- [Data to process]
========================================================================
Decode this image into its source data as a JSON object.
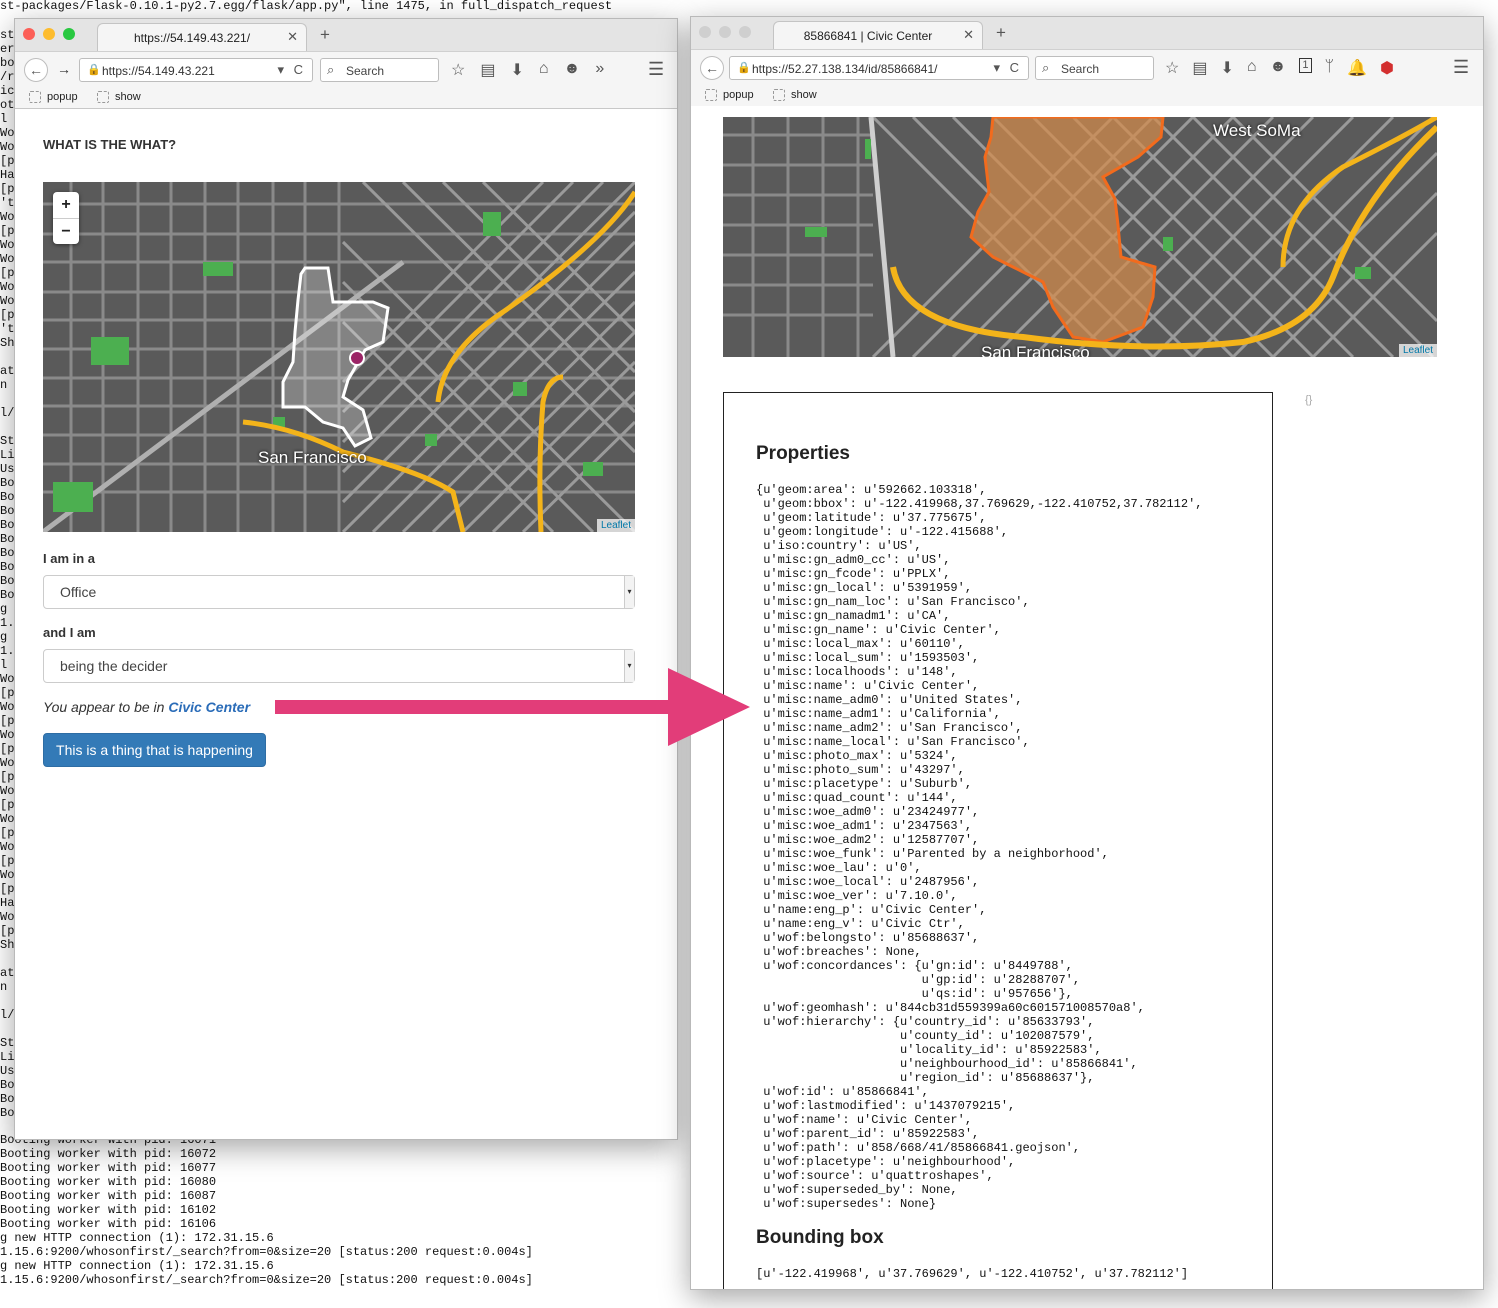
{
  "terminal": {
    "top_line": "st-packages/Flask-0.10.1-py2.7.egg/flask/app.py\", line 1475, in full_dispatch_request",
    "left_fragments": [
      "st-",
      "er",
      "bo",
      "/r",
      "ic",
      "ot",
      "l w",
      "Wor",
      "Wor",
      "[pi",
      "Har",
      "[pi",
      "'th",
      "Wor",
      "[pi",
      "Wor",
      "Wor",
      "[pi",
      "Wor",
      "Wor",
      "[pi",
      "'th",
      "Shu",
      "",
      "ate",
      "n",
      "",
      "l/m",
      "",
      "Sta",
      "Lis",
      "Usi",
      "Boo",
      "Boo",
      "Boo",
      "Boo",
      "Boo",
      "Boo",
      "Boo",
      "Boo",
      "Boo",
      "g n",
      "1.1",
      "g n",
      "1.1",
      "l w",
      "Wor",
      "[pi",
      "Wor",
      "[pi",
      "Wor",
      "[pi",
      "Wor",
      "[pi",
      "Wor",
      "[pi",
      "Wor",
      "[pi",
      "Wor",
      "[pi",
      "Wor",
      "[pi",
      "Har",
      "Wor",
      "[pi",
      "Shu",
      "",
      "ate",
      "n",
      "",
      "l/m",
      "",
      "Sta",
      "Lis",
      "Usi",
      "Boo",
      "Boo",
      "Boo"
    ],
    "bottom_lines": [
      "Booting worker with pid: 16071",
      "Booting worker with pid: 16072",
      "Booting worker with pid: 16077",
      "Booting worker with pid: 16080",
      "Booting worker with pid: 16087",
      "Booting worker with pid: 16102",
      "Booting worker with pid: 16106",
      "g new HTTP connection (1): 172.31.15.6",
      "1.15.6:9200/whosonfirst/_search?from=0&size=20 [status:200 request:0.004s]",
      "g new HTTP connection (1): 172.31.15.6",
      "1.15.6:9200/whosonfirst/_search?from=0&size=20 [status:200 request:0.004s]"
    ]
  },
  "left_browser": {
    "tab_title": "https://54.149.43.221/",
    "url": "https://54.149.43.221",
    "search_placeholder": "Search",
    "bookmarks": [
      "popup",
      "show"
    ],
    "heading": "WHAT IS THE WHAT?",
    "map": {
      "label": "San Francisco",
      "attribution": "Leaflet",
      "zoom_in": "+",
      "zoom_out": "−"
    },
    "field1_label": "I am in a",
    "field1_value": "Office",
    "field2_label": "and I am",
    "field2_value": "being the decider",
    "appear_prefix": "You appear to be in ",
    "appear_place": "Civic Center",
    "button_label": "This is a thing that is happening"
  },
  "right_browser": {
    "tab_title": "85866841 | Civic Center",
    "url": "https://52.27.138.134/id/85866841/",
    "search_placeholder": "Search",
    "badge": "1",
    "bookmarks": [
      "popup",
      "show"
    ],
    "map": {
      "label_top": "West SoMa",
      "label_bottom": "San Francisco",
      "attribution": "Leaflet"
    },
    "braces": "{}",
    "properties_heading": "Properties",
    "properties_text": "{u'geom:area': u'592662.103318',\n u'geom:bbox': u'-122.419968,37.769629,-122.410752,37.782112',\n u'geom:latitude': u'37.775675',\n u'geom:longitude': u'-122.415688',\n u'iso:country': u'US',\n u'misc:gn_adm0_cc': u'US',\n u'misc:gn_fcode': u'PPLX',\n u'misc:gn_local': u'5391959',\n u'misc:gn_nam_loc': u'San Francisco',\n u'misc:gn_namadm1': u'CA',\n u'misc:gn_name': u'Civic Center',\n u'misc:local_max': u'60110',\n u'misc:local_sum': u'1593503',\n u'misc:localhoods': u'148',\n u'misc:name': u'Civic Center',\n u'misc:name_adm0': u'United States',\n u'misc:name_adm1': u'California',\n u'misc:name_adm2': u'San Francisco',\n u'misc:name_local': u'San Francisco',\n u'misc:photo_max': u'5324',\n u'misc:photo_sum': u'43297',\n u'misc:placetype': u'Suburb',\n u'misc:quad_count': u'144',\n u'misc:woe_adm0': u'23424977',\n u'misc:woe_adm1': u'2347563',\n u'misc:woe_adm2': u'12587707',\n u'misc:woe_funk': u'Parented by a neighborhood',\n u'misc:woe_lau': u'0',\n u'misc:woe_local': u'2487956',\n u'misc:woe_ver': u'7.10.0',\n u'name:eng_p': u'Civic Center',\n u'name:eng_v': u'Civic Ctr',\n u'wof:belongsto': u'85688637',\n u'wof:breaches': None,\n u'wof:concordances': {u'gn:id': u'8449788',\n                       u'gp:id': u'28288707',\n                       u'qs:id': u'957656'},\n u'wof:geomhash': u'844cb31d559399a60c601571008570a8',\n u'wof:hierarchy': {u'country_id': u'85633793',\n                    u'county_id': u'102087579',\n                    u'locality_id': u'85922583',\n                    u'neighbourhood_id': u'85866841',\n                    u'region_id': u'85688637'},\n u'wof:id': u'85866841',\n u'wof:lastmodified': u'1437079215',\n u'wof:name': u'Civic Center',\n u'wof:parent_id': u'85922583',\n u'wof:path': u'858/668/41/85866841.geojson',\n u'wof:placetype': u'neighbourhood',\n u'wof:source': u'quattroshapes',\n u'wof:superseded_by': None,\n u'wof:supersedes': None}",
    "bbox_heading": "Bounding box",
    "bbox_text": "[u'-122.419968', u'37.769629', u'-122.410752', u'37.782112']"
  },
  "colors": {
    "arrow": "#e23d79",
    "button": "#337ab7",
    "map_base": "#555555",
    "highway": "#f4b41a",
    "polygon_outline": "#f26b1d",
    "marker": "#9b2466"
  }
}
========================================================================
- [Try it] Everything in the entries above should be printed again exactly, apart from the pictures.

- [Final answer]
Decode this image into its source data as a JSON object.
{
  "terminal": {
    "top_line": "st-packages/Flask-0.10.1-py2.7.egg/flask/app.py\", line 1475, in full_dispatch_request",
    "left_fragments": [
      "st-",
      "er",
      "bo",
      "/r",
      "ic",
      "ot",
      "l w",
      "Wor",
      "Wor",
      "[pi",
      "Har",
      "[pi",
      "'th",
      "Wor",
      "[pi",
      "Wor",
      "Wor",
      "[pi",
      "Wor",
      "Wor",
      "[pi",
      "'th",
      "Shu",
      "",
      "ate",
      "n",
      "",
      "l/m",
      "",
      "Sta",
      "Lis",
      "Usi",
      "Boo",
      "Boo",
      "Boo",
      "Boo",
      "Boo",
      "Boo",
      "Boo",
      "Boo",
      "Boo",
      "g n",
      "1.1",
      "g n",
      "1.1",
      "l w",
      "Wor",
      "[pi",
      "Wor",
      "[pi",
      "Wor",
      "[pi",
      "Wor",
      "[pi",
      "Wor",
      "[pi",
      "Wor",
      "[pi",
      "Wor",
      "[pi",
      "Wor",
      "[pi",
      "Har",
      "Wor",
      "[pi",
      "Shu",
      "",
      "ate",
      "n",
      "",
      "l/m",
      "",
      "Sta",
      "Lis",
      "Usi",
      "Boo",
      "Boo",
      "Boo"
    ],
    "bottom_lines": [
      "Booting worker with pid: 16071",
      "Booting worker with pid: 16072",
      "Booting worker with pid: 16077",
      "Booting worker with pid: 16080",
      "Booting worker with pid: 16087",
      "Booting worker with pid: 16102",
      "Booting worker with pid: 16106",
      "g new HTTP connection (1): 172.31.15.6",
      "1.15.6:9200/whosonfirst/_search?from=0&size=20 [status:200 request:0.004s]",
      "g new HTTP connection (1): 172.31.15.6",
      "1.15.6:9200/whosonfirst/_search?from=0&size=20 [status:200 request:0.004s]"
    ]
  },
  "left_browser": {
    "tab_title": "https://54.149.43.221/",
    "url": "https://54.149.43.221",
    "search_placeholder": "Search",
    "bookmarks": [
      "popup",
      "show"
    ],
    "heading": "WHAT IS THE WHAT?",
    "map": {
      "label": "San Francisco",
      "attribution": "Leaflet",
      "zoom_in": "+",
      "zoom_out": "−"
    },
    "field1_label": "I am in a",
    "field1_value": "Office",
    "field2_label": "and I am",
    "field2_value": "being the decider",
    "appear_prefix": "You appear to be in ",
    "appear_place": "Civic Center",
    "button_label": "This is a thing that is happening"
  },
  "right_browser": {
    "tab_title": "85866841 | Civic Center",
    "url": "https://52.27.138.134/id/85866841/",
    "search_placeholder": "Search",
    "badge": "1",
    "bookmarks": [
      "popup",
      "show"
    ],
    "map": {
      "label_top": "West SoMa",
      "label_bottom": "San Francisco",
      "attribution": "Leaflet"
    },
    "braces": "{}",
    "properties_heading": "Properties",
    "properties_text": "{u'geom:area': u'592662.103318',\n u'geom:bbox': u'-122.419968,37.769629,-122.410752,37.782112',\n u'geom:latitude': u'37.775675',\n u'geom:longitude': u'-122.415688',\n u'iso:country': u'US',\n u'misc:gn_adm0_cc': u'US',\n u'misc:gn_fcode': u'PPLX',\n u'misc:gn_local': u'5391959',\n u'misc:gn_nam_loc': u'San Francisco',\n u'misc:gn_namadm1': u'CA',\n u'misc:gn_name': u'Civic Center',\n u'misc:local_max': u'60110',\n u'misc:local_sum': u'1593503',\n u'misc:localhoods': u'148',\n u'misc:name': u'Civic Center',\n u'misc:name_adm0': u'United States',\n u'misc:name_adm1': u'California',\n u'misc:name_adm2': u'San Francisco',\n u'misc:name_local': u'San Francisco',\n u'misc:photo_max': u'5324',\n u'misc:photo_sum': u'43297',\n u'misc:placetype': u'Suburb',\n u'misc:quad_count': u'144',\n u'misc:woe_adm0': u'23424977',\n u'misc:woe_adm1': u'2347563',\n u'misc:woe_adm2': u'12587707',\n u'misc:woe_funk': u'Parented by a neighborhood',\n u'misc:woe_lau': u'0',\n u'misc:woe_local': u'2487956',\n u'misc:woe_ver': u'7.10.0',\n u'name:eng_p': u'Civic Center',\n u'name:eng_v': u'Civic Ctr',\n u'wof:belongsto': u'85688637',\n u'wof:breaches': None,\n u'wof:concordances': {u'gn:id': u'8449788',\n                       u'gp:id': u'28288707',\n                       u'qs:id': u'957656'},\n u'wof:geomhash': u'844cb31d559399a60c601571008570a8',\n u'wof:hierarchy': {u'country_id': u'85633793',\n                    u'county_id': u'102087579',\n                    u'locality_id': u'85922583',\n                    u'neighbourhood_id': u'85866841',\n                    u'region_id': u'85688637'},\n u'wof:id': u'85866841',\n u'wof:lastmodified': u'1437079215',\n u'wof:name': u'Civic Center',\n u'wof:parent_id': u'85922583',\n u'wof:path': u'858/668/41/85866841.geojson',\n u'wof:placetype': u'neighbourhood',\n u'wof:source': u'quattroshapes',\n u'wof:superseded_by': None,\n u'wof:supersedes': None}",
    "bbox_heading": "Bounding box",
    "bbox_text": "[u'-122.419968', u'37.769629', u'-122.410752', u'37.782112']"
  },
  "colors": {
    "arrow": "#e23d79",
    "button": "#337ab7",
    "map_base": "#555555",
    "highway": "#f4b41a",
    "polygon_outline": "#f26b1d",
    "marker": "#9b2466"
  }
}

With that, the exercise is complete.